2010: After a day which brought weeks of tensions between Israel’s ultra-Orthodox community and the state to a climax, 35 fathers of students at the Emmanuel Beit Ya’acov girls school began two-week jail terms for contempt of court over discriminatory practices at the school, and their hassidic community hailed them as heroes for “choosing Torah” over the secular court system. Over 100,000 haredim in Jerusalem and Bnei Brak had gathered under the glaring sun earlier today in a powerful show of support for the Emmanuel parents, and to voice their protest over what they perceived as the High Court’s intervention in their educational values and show of disrespect for their rabbis.
2011: In New York, Sotheby’s is scheduled to auction Marc Chagall’s sketchbook.
2011: An exhibition entitled “In the Footsteps of My Grandparents, A Photographic View of Israel” by Talya Arbisser is scheduled to come to a close at the Deutser Art Gallery
2011: Defense Minister Ehud Barak thinks there is a 50-50 chance that Israel and the Palestinians will return to the negotiating table before September but that Israel cannot stop settlement construction, he told France 24 in an interview today. "I hope that it's at least 50-50, probably more than 50-50," the defense minister answered when asked what chances are that peace talks will resume between Israel and the Palestinian Authority before Palestinians plan to ask the UN for recognition of statehood in September.
2011: A Holocaust exhibit has disappeared from a subway station in Romania for the second time in a week, its creators said today. Austrian journalist Emil Rennert and Israeli photographer Shani Bar-On said 12 out of 24 panels depicting Romania’s Jewish heritage and the Holocaust were missing from the Piata Unirii Station in Bucharest. The incident came several days after all 24 panels of the original exhibit were taken down from the station on Sunday, less than 24 hours after they were put up. The Romanian embassy in Israel said in response to the first incident that cleaners had accidently removed the exhibit and that it was not an act of anti-Semitism. Meanwhile, Bar-On and Rennert hung a reprint of their exhibition at Priata Unirii on Wednesday. By today, half of the new panels were missing, Bar On and Rennert said. The spokeswoman of the Romanian embassy in Israel said she would investigate the incident. The Israeli embassy was closed today because of the Jewish Sabbath.
2012: “I Shot My Love” is scheduled to shown at the London Israeli Film & Television Festival.

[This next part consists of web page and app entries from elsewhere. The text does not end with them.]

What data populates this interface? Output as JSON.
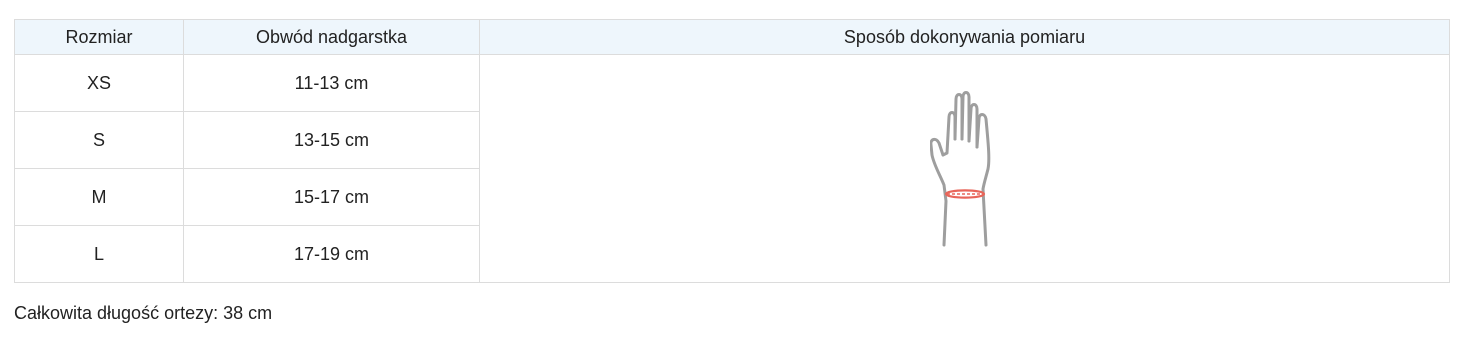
{
  "table": {
    "headers": {
      "size": "Rozmiar",
      "circumference": "Obwód nadgarstka",
      "method": "Sposób dokonywania pomiaru"
    },
    "rows": [
      {
        "size": "XS",
        "circumference": "11-13 cm"
      },
      {
        "size": "S",
        "circumference": "13-15 cm"
      },
      {
        "size": "M",
        "circumference": "15-17 cm"
      },
      {
        "size": "L",
        "circumference": "17-19 cm"
      }
    ],
    "illustration": {
      "icon": "wrist-measurement-icon",
      "hand_color": "#9e9e9e",
      "measure_color": "#e8665a"
    }
  },
  "footnote": "Całkowita długość ortezy: 38 cm"
}
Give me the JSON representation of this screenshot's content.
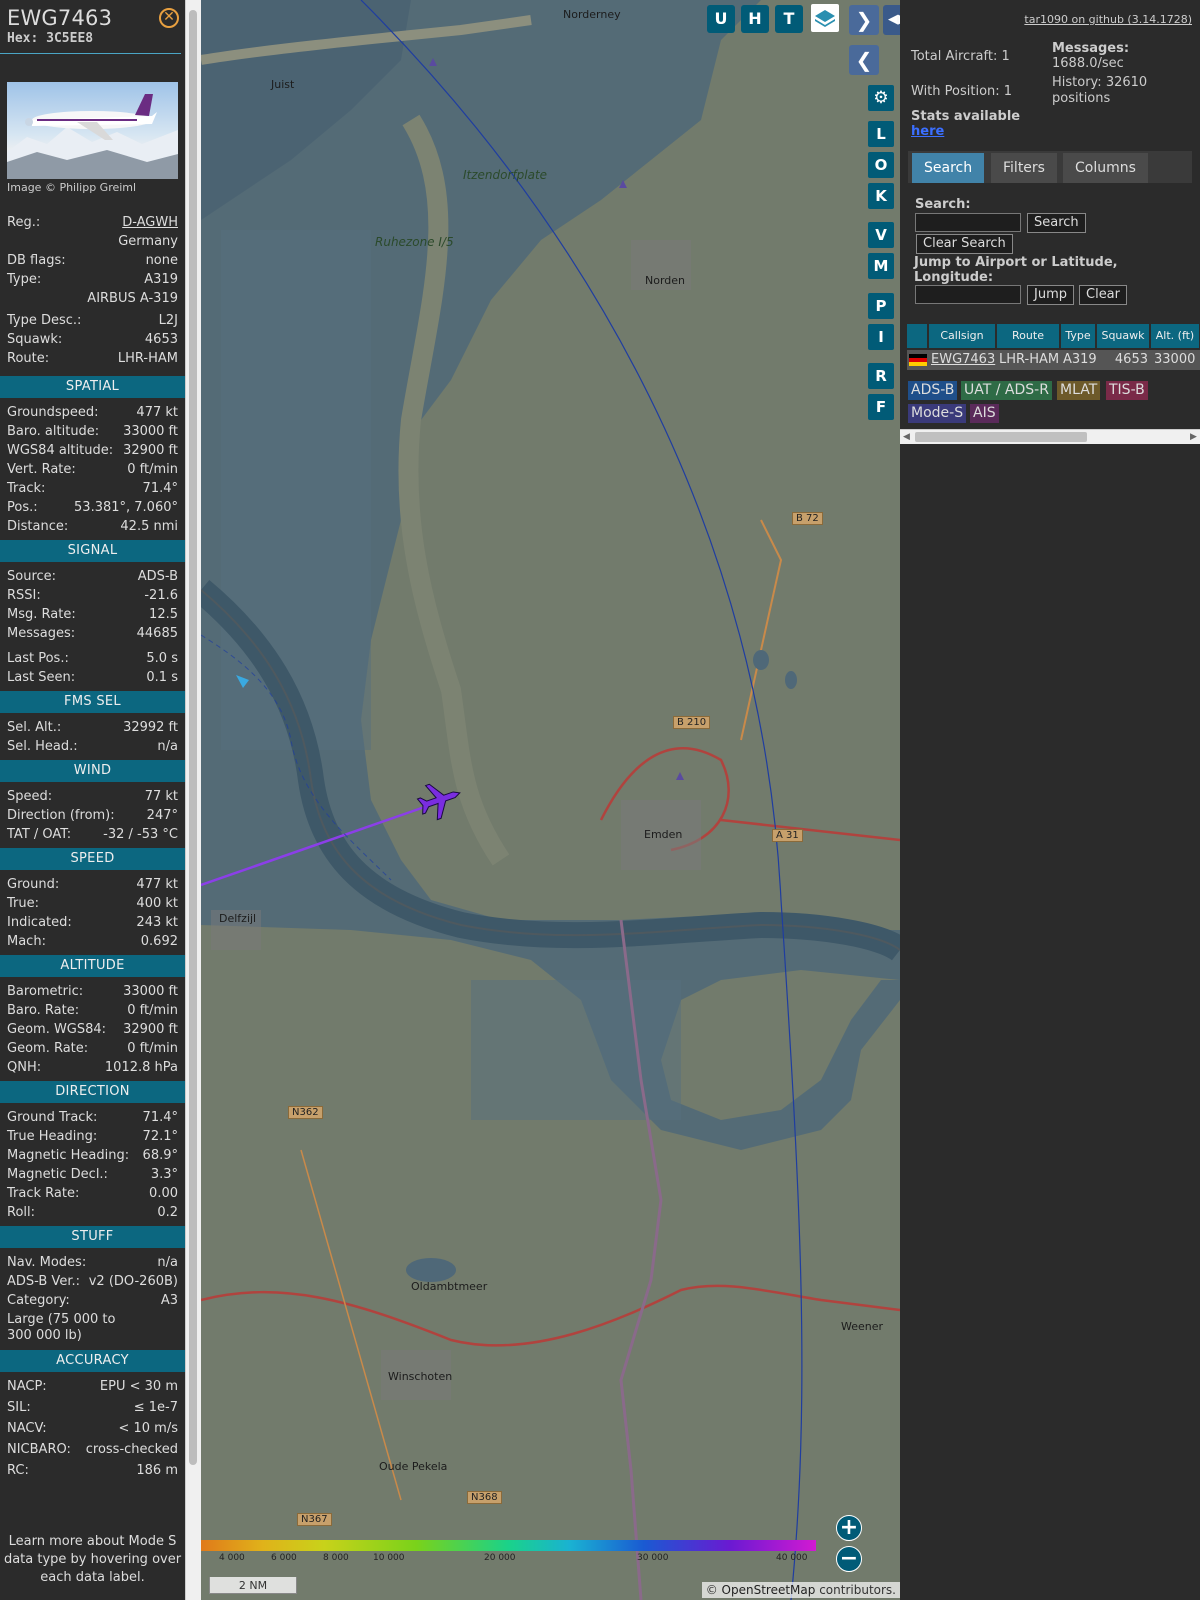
{
  "aircraft": {
    "callsign": "EWG7463",
    "hex": "Hex: 3C5EE8",
    "photo_credit": "Image © Philipp Greiml"
  },
  "info_rows": [
    {
      "k": "Reg.:",
      "v": "D-AGWH"
    },
    {
      "k": "",
      "v": "Germany"
    },
    {
      "k": "DB flags:",
      "v": "none"
    },
    {
      "k": "Type:",
      "v": "A319"
    },
    {
      "k": "",
      "v": "AIRBUS A-319"
    },
    {
      "k": "Type Desc.:",
      "v": "L2J"
    },
    {
      "k": "Squawk:",
      "v": "4653"
    },
    {
      "k": "Route:",
      "v": "LHR-HAM"
    }
  ],
  "sections": [
    {
      "title": "SPATIAL",
      "rows": [
        {
          "k": "Groundspeed:",
          "v": "477 kt"
        },
        {
          "k": "Baro. altitude:",
          "v": "33000 ft"
        },
        {
          "k": "WGS84 altitude:",
          "v": "32900 ft"
        },
        {
          "k": "Vert. Rate:",
          "v": "0 ft/min"
        },
        {
          "k": "Track:",
          "v": "71.4°"
        },
        {
          "k": "Pos.:",
          "v": "53.381°, 7.060°"
        },
        {
          "k": "Distance:",
          "v": "42.5 nmi"
        }
      ]
    },
    {
      "title": "SIGNAL",
      "rows": [
        {
          "k": "Source:",
          "v": "ADS-B"
        },
        {
          "k": "RSSI:",
          "v": "-21.6"
        },
        {
          "k": "Msg. Rate:",
          "v": "12.5"
        },
        {
          "k": "Messages:",
          "v": "44685"
        },
        {
          "k": "Last Pos.:",
          "v": "5.0 s"
        },
        {
          "k": "Last Seen:",
          "v": "0.1 s"
        }
      ]
    },
    {
      "title": "FMS SEL",
      "rows": [
        {
          "k": "Sel. Alt.:",
          "v": "32992 ft"
        },
        {
          "k": "Sel. Head.:",
          "v": "n/a"
        }
      ]
    },
    {
      "title": "WIND",
      "rows": [
        {
          "k": "Speed:",
          "v": "77 kt"
        },
        {
          "k": "Direction (from):",
          "v": "247°"
        },
        {
          "k": "TAT / OAT:",
          "v": "-32 / -53 °C"
        }
      ]
    },
    {
      "title": "SPEED",
      "rows": [
        {
          "k": "Ground:",
          "v": "477 kt"
        },
        {
          "k": "True:",
          "v": "400 kt"
        },
        {
          "k": "Indicated:",
          "v": "243 kt"
        },
        {
          "k": "Mach:",
          "v": "0.692"
        }
      ]
    },
    {
      "title": "ALTITUDE",
      "rows": [
        {
          "k": "Barometric:",
          "v": "33000 ft"
        },
        {
          "k": "Baro. Rate:",
          "v": "0 ft/min"
        },
        {
          "k": "Geom. WGS84:",
          "v": "32900 ft"
        },
        {
          "k": "Geom. Rate:",
          "v": "0 ft/min"
        },
        {
          "k": "QNH:",
          "v": "1012.8 hPa"
        }
      ]
    },
    {
      "title": "DIRECTION",
      "rows": [
        {
          "k": "Ground Track:",
          "v": "71.4°"
        },
        {
          "k": "True Heading:",
          "v": "72.1°"
        },
        {
          "k": "Magnetic Heading:",
          "v": "68.9°"
        },
        {
          "k": "Magnetic Decl.:",
          "v": "3.3°"
        },
        {
          "k": "Track Rate:",
          "v": "0.00"
        },
        {
          "k": "Roll:",
          "v": "0.2"
        }
      ]
    },
    {
      "title": "STUFF",
      "rows": [
        {
          "k": "Nav. Modes:",
          "v": "n/a"
        },
        {
          "k": "ADS-B Ver.:",
          "v": "v2 (DO-260B)"
        },
        {
          "k": "Category:",
          "v": "A3"
        },
        {
          "k": "Large (75 000 to 300 000 lb)",
          "v": ""
        }
      ]
    },
    {
      "title": "ACCURACY",
      "rows": [
        {
          "k": "NACP:",
          "v": "EPU < 30 m"
        },
        {
          "k": "SIL:",
          "v": "≤ 1e-7"
        },
        {
          "k": "NACV:",
          "v": "< 10 m/s"
        },
        {
          "k": "NICBARO:",
          "v": "cross-checked"
        },
        {
          "k": "RC:",
          "v": "186 m"
        }
      ]
    }
  ],
  "learn_more": "Learn more about Mode S data type by hovering over each data label.",
  "map": {
    "top_buttons": [
      "U",
      "H",
      "T"
    ],
    "side_buttons": [
      "L",
      "O",
      "K",
      "V",
      "M",
      "P",
      "I",
      "R",
      "F"
    ],
    "place_labels": [
      {
        "t": "Norderney"
      },
      {
        "t": "Juist"
      },
      {
        "t": "Norden"
      },
      {
        "t": "Emden"
      },
      {
        "t": "Delfzijl"
      },
      {
        "t": "Winschoten"
      },
      {
        "t": "Oude Pekela"
      },
      {
        "t": "Weener"
      },
      {
        "t": "Oldambtmeer"
      },
      {
        "t": "Ruhezone I/5"
      },
      {
        "t": "Itzendorfplate"
      }
    ],
    "road_labels": [
      "B 72",
      "B 210",
      "A 31",
      "N362",
      "N368",
      "N367"
    ],
    "color_scale_ticks": [
      "4 000",
      "6 000",
      "8 000",
      "10 000",
      "20 000",
      "30 000",
      "40 000"
    ],
    "scale": "2 NM",
    "attribution_prefix": "© ",
    "attribution_link": "OpenStreetMap",
    "attribution_suffix": " contributors."
  },
  "right": {
    "github": "tar1090 on github (3.14.1728)",
    "total_aircraft": "Total Aircraft: 1",
    "with_position": "With Position: 1",
    "messages_label": "Messages:",
    "messages_value": "1688.0/sec",
    "history_label": "History: 32610",
    "history_value": "positions",
    "stats_label": "Stats available",
    "stats_link": "here",
    "tabs": [
      "Search",
      "Filters",
      "Columns"
    ],
    "search_label": "Search:",
    "search_btn": "Search",
    "clear_search_btn": "Clear Search",
    "jump_label": "Jump to Airport or Latitude, Longitude:",
    "jump_btn": "Jump",
    "clear_btn": "Clear",
    "table": {
      "headers": [
        "Callsign",
        "Route",
        "Type",
        "Squawk",
        "Alt. (ft)"
      ],
      "row": [
        "EWG7463",
        "LHR-HAM",
        "A319",
        "4653",
        "33000"
      ]
    },
    "legend": [
      {
        "label": "ADS-B",
        "color": "#1f4f8a"
      },
      {
        "label": "UAT / ADS-R",
        "color": "#2e6b46"
      },
      {
        "label": "MLAT",
        "color": "#6d5a2a"
      },
      {
        "label": "TIS-B",
        "color": "#7a2a48"
      },
      {
        "label": "Mode-S",
        "color": "#3a3a7a"
      },
      {
        "label": "AIS",
        "color": "#5a2a5a"
      }
    ]
  }
}
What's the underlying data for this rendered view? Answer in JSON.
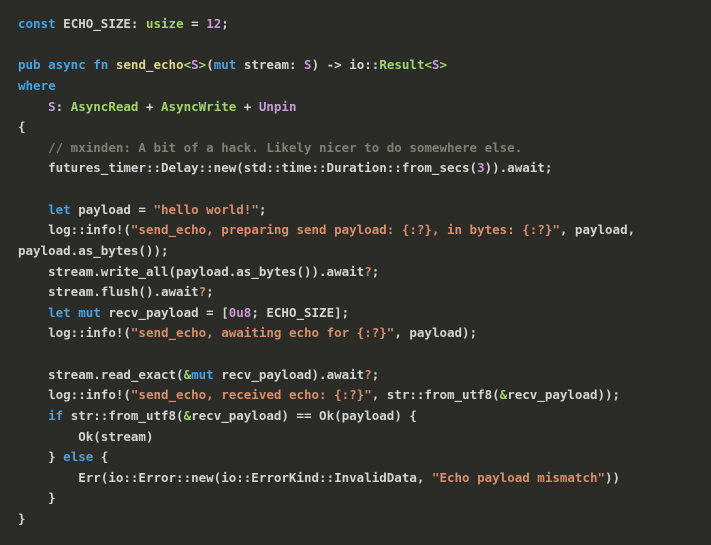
{
  "code": {
    "l1_kw1": "const",
    "l1_name": " ECHO_SIZE",
    "l1_colon": ": ",
    "l1_ty": "usize",
    "l1_eq": " = ",
    "l1_num": "12",
    "l1_semi": ";",
    "l3_kw1": "pub",
    "l3_sp1": " ",
    "l3_kw2": "async",
    "l3_sp2": " ",
    "l3_kw3": "fn",
    "l3_sp3": " ",
    "l3_fn": "send_echo",
    "l3_lt": "<",
    "l3_gen": "S",
    "l3_gt": ">",
    "l3_op": "(",
    "l3_mut": "mut",
    "l3_arg": " stream: ",
    "l3_gen2": "S",
    "l3_cp": ") -> io::",
    "l3_res": "Result",
    "l3_lt2": "<",
    "l3_gen3": "S",
    "l3_gt2": ">",
    "l4_where": "where",
    "l5_ind": "    ",
    "l5_gen": "S",
    "l5_colon": ": ",
    "l5_t1": "AsyncRead",
    "l5_plus1": " + ",
    "l5_t2": "AsyncWrite",
    "l5_plus2": " + ",
    "l5_t3": "Unpin",
    "l6_brace": "{",
    "l7_ind": "    ",
    "l7_comment": "// mxinden: A bit of a hack. Likely nicer to do somewhere else.",
    "l8_ind": "    ",
    "l8_a": "futures_timer::Delay::new(std::time::Duration::from_secs(",
    "l8_num": "3",
    "l8_b": ")).await;",
    "l10_ind": "    ",
    "l10_let": "let",
    "l10_a": " payload = ",
    "l10_str": "\"hello world!\"",
    "l10_semi": ";",
    "l11_ind": "    ",
    "l11_a": "log::info!(",
    "l11_str": "\"send_echo, preparing send payload: {:?}, in bytes: {:?}\"",
    "l11_b": ", payload, payload.as_bytes());",
    "l12_ind": "    ",
    "l12_a": "stream.write_all(payload.as_bytes()).await",
    "l12_q": "?",
    "l12_semi": ";",
    "l13_ind": "    ",
    "l13_a": "stream.flush().await",
    "l13_q": "?",
    "l13_semi": ";",
    "l14_ind": "    ",
    "l14_let": "let",
    "l14_sp": " ",
    "l14_mut": "mut",
    "l14_a": " recv_payload = [",
    "l14_num": "0u8",
    "l14_b": "; ECHO_SIZE];",
    "l15_ind": "    ",
    "l15_a": "log::info!(",
    "l15_str": "\"send_echo, awaiting echo for {:?}\"",
    "l15_b": ", payload);",
    "l17_ind": "    ",
    "l17_a": "stream.read_exact(",
    "l17_amp": "&",
    "l17_mut": "mut",
    "l17_b": " recv_payload).await",
    "l17_q": "?",
    "l17_semi": ";",
    "l18_ind": "    ",
    "l18_a": "log::info!(",
    "l18_str": "\"send_echo, received echo: {:?}\"",
    "l18_b": ", str::from_utf8(",
    "l18_amp": "&",
    "l18_c": "recv_payload));",
    "l19_ind": "    ",
    "l19_if": "if",
    "l19_a": " str::from_utf8(",
    "l19_amp": "&",
    "l19_b": "recv_payload) == Ok(payload) {",
    "l20_ind": "        ",
    "l20_a": "Ok(stream)",
    "l21_ind": "    ",
    "l21_a": "} ",
    "l21_else": "else",
    "l21_b": " {",
    "l22_ind": "        ",
    "l22_a": "Err(io::Error::new(io::ErrorKind::InvalidData, ",
    "l22_str": "\"Echo payload mismatch\"",
    "l22_b": "))",
    "l23_ind": "    ",
    "l23_a": "}",
    "l24_a": "}"
  }
}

2012: The Los Angeles Times features reviews of books by Jewish authors and/or of special interest to Jewish readers including Guy Delisle's Jerusalem: Chronicles from the Holy City
2012: The New York Times features reviews of books by Jewish authors and/or of special interest to Jewish readers including End This Depression Now! by Paul Krugman
2012: “Ours to Fight For: American Jews in the Second World” an exhibition that explores and celebrates the achievements of Jewish men and women who were part of the American war effort on and off of the battlefield is scheduled to have its final showing at the Illinois Holocaust Museum & Education Center
Copyright; June, 2012; Mitchell A. Levin firstname.lastname@example.org